= Beginning of Section =

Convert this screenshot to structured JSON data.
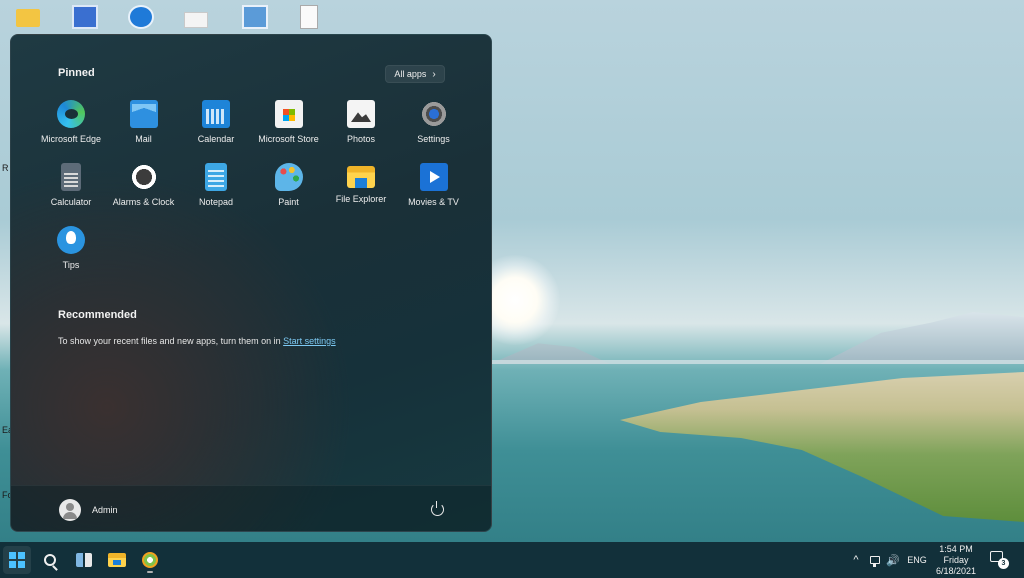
{
  "desktop": {
    "icons": [
      "folder-icon",
      "image-app-icon",
      "teamviewer-icon",
      "keyboard-icon",
      "installer-icon",
      "text-file-icon"
    ],
    "edge_labels": [
      "R",
      "Ea",
      "Fo"
    ]
  },
  "start_menu": {
    "pinned_title": "Pinned",
    "all_apps_label": "All apps",
    "pinned_apps": [
      {
        "label": "Microsoft Edge",
        "icon": "edge-icon"
      },
      {
        "label": "Mail",
        "icon": "mail-icon"
      },
      {
        "label": "Calendar",
        "icon": "calendar-icon"
      },
      {
        "label": "Microsoft Store",
        "icon": "store-icon"
      },
      {
        "label": "Photos",
        "icon": "photos-icon"
      },
      {
        "label": "Settings",
        "icon": "settings-icon"
      },
      {
        "label": "Calculator",
        "icon": "calculator-icon"
      },
      {
        "label": "Alarms & Clock",
        "icon": "alarm-clock-icon"
      },
      {
        "label": "Notepad",
        "icon": "notepad-icon"
      },
      {
        "label": "Paint",
        "icon": "paint-icon"
      },
      {
        "label": "File Explorer",
        "icon": "file-explorer-icon"
      },
      {
        "label": "Movies & TV",
        "icon": "movies-tv-icon"
      },
      {
        "label": "Tips",
        "icon": "tips-icon"
      }
    ],
    "recommended_title": "Recommended",
    "recommended_text": "To show your recent files and new apps, turn them on in ",
    "recommended_link": "Start settings",
    "user_name": "Admin"
  },
  "taskbar": {
    "items": [
      "start-button",
      "search-button",
      "task-view-button",
      "file-explorer-button",
      "app-button"
    ],
    "tray": {
      "chevron": "^",
      "volume": "🔊",
      "language": "ENG",
      "time": "1:54 PM",
      "day": "Friday",
      "date": "6/18/2021",
      "notification_count": "3"
    }
  },
  "colors": {
    "accent": "#4cc2ff",
    "link": "#7cc8f2",
    "taskbar_bg": "#12303a",
    "menu_bg": "#1a3038"
  }
}
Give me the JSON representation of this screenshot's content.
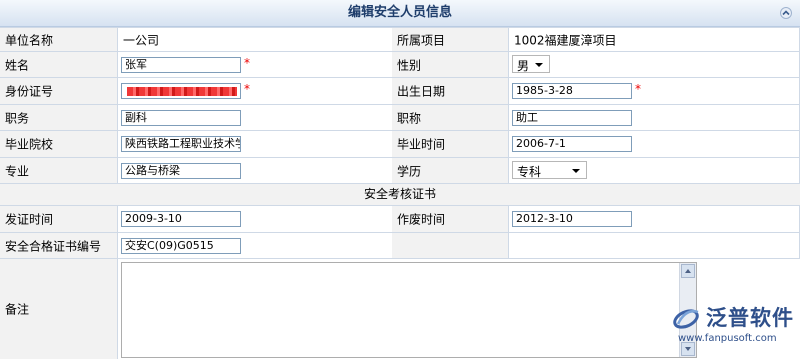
{
  "header": {
    "title": "编辑安全人员信息"
  },
  "form": {
    "company_label": "单位名称",
    "company_value": "一公司",
    "project_label": "所属项目",
    "project_value": "1002福建厦漳项目",
    "name_label": "姓名",
    "name_value": "张军",
    "gender_label": "性别",
    "gender_value": "男",
    "id_label": "身份证号",
    "birth_label": "出生日期",
    "birth_value": "1985-3-28",
    "duty_label": "职务",
    "duty_value": "副科",
    "title_label": "职称",
    "title_value": "助工",
    "school_label": "毕业院校",
    "school_value": "陕西铁路工程职业技术学",
    "grad_label": "毕业时间",
    "grad_value": "2006-7-1",
    "major_label": "专业",
    "major_value": "公路与桥梁",
    "edu_label": "学历",
    "edu_value": "专科",
    "required_mark": "*"
  },
  "cert": {
    "section_title": "安全考核证书",
    "issue_label": "发证时间",
    "issue_value": "2009-3-10",
    "void_label": "作废时间",
    "void_value": "2012-3-10",
    "number_label": "安全合格证书编号",
    "number_value": "交安C(09)G0515",
    "remark_label": "备注",
    "remark_value": ""
  },
  "logo": {
    "name": "泛普软件",
    "url": "www.fanpusoft.com"
  },
  "icons": {
    "collapse": "collapse-up-icon",
    "logo": "fanpu-logo-icon"
  }
}
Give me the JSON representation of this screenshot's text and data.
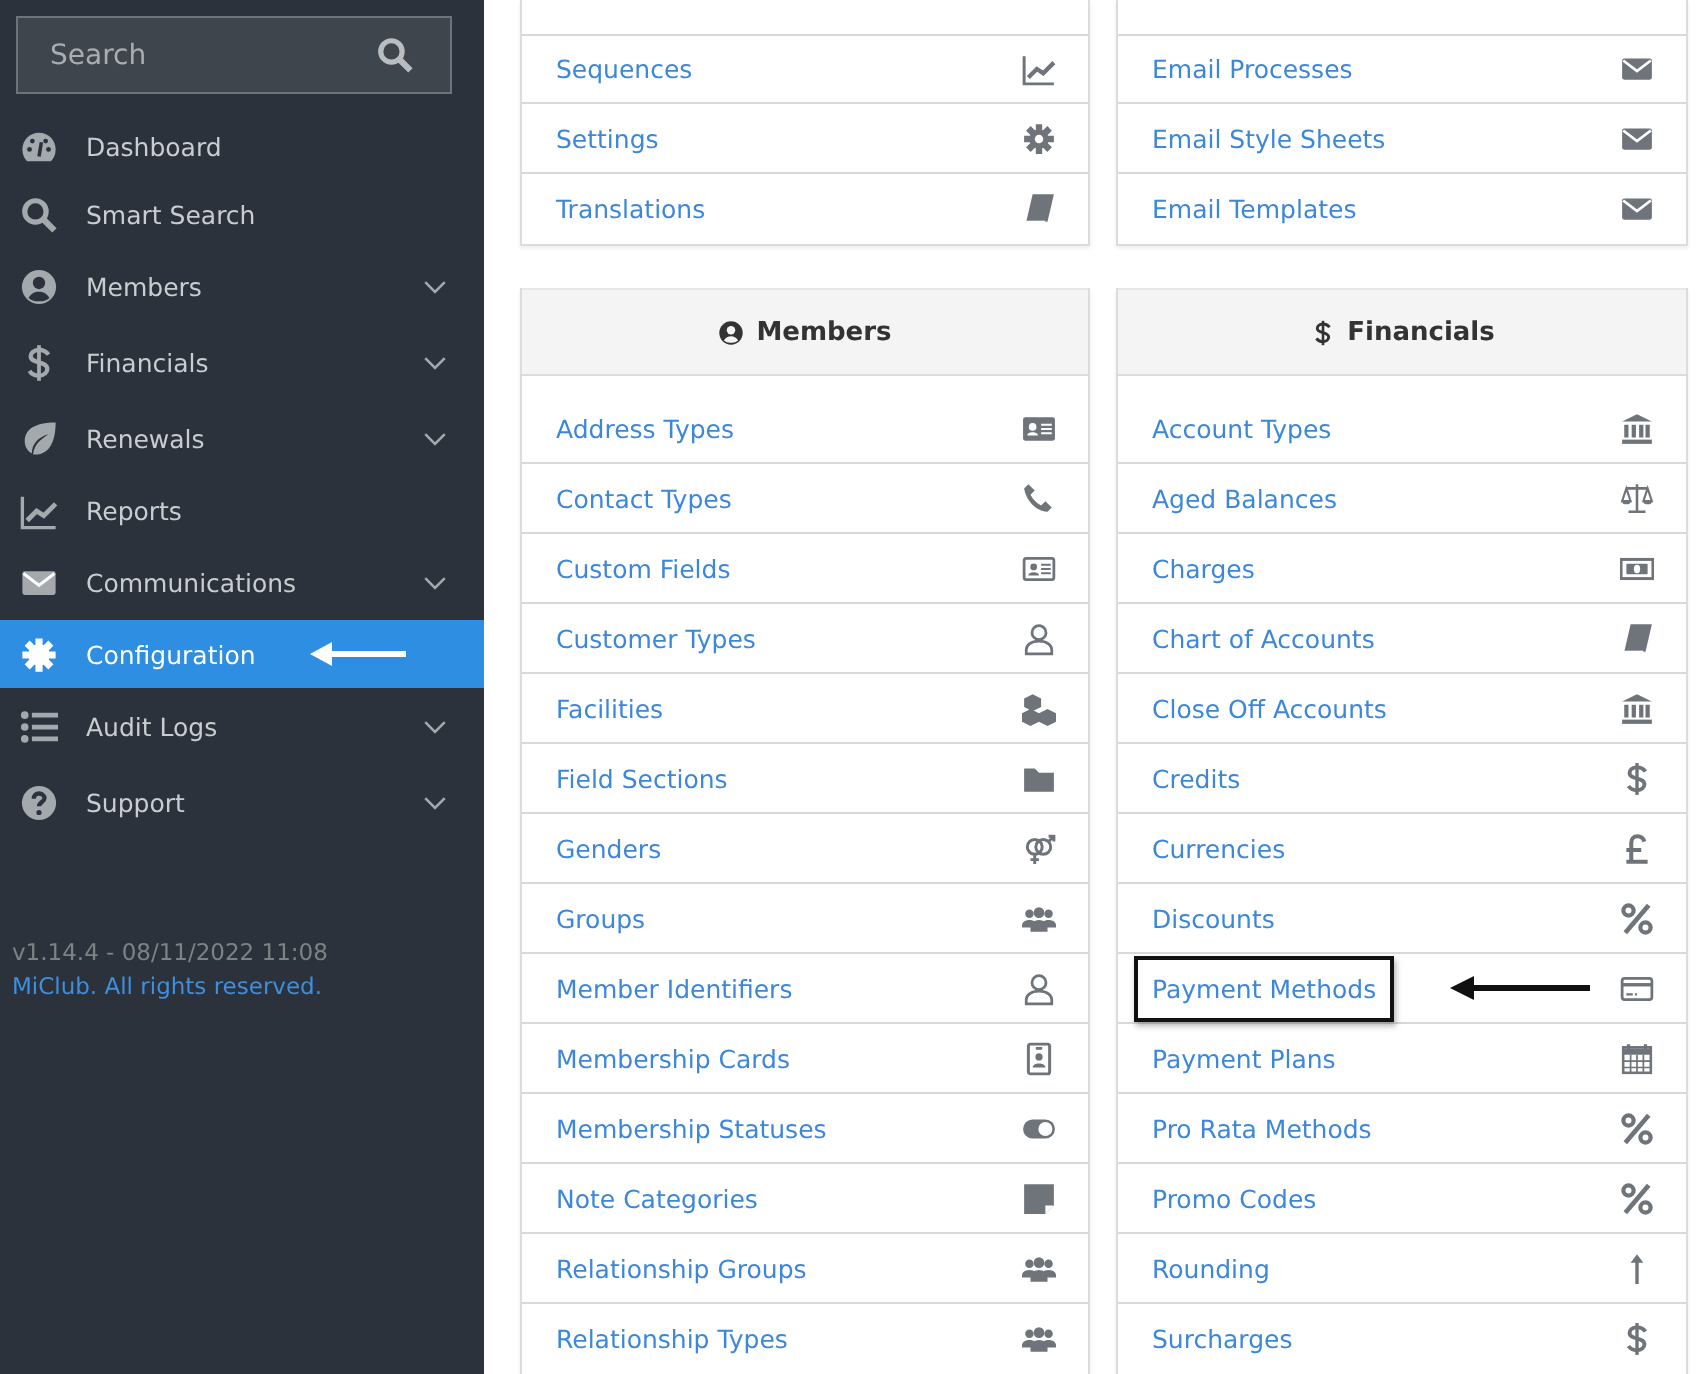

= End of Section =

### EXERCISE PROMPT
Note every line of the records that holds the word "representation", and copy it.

### RESPONSE AREA
Give me the JSON representation of this screenshot's content.
Give me the JSON representation of this screenshot's text and data.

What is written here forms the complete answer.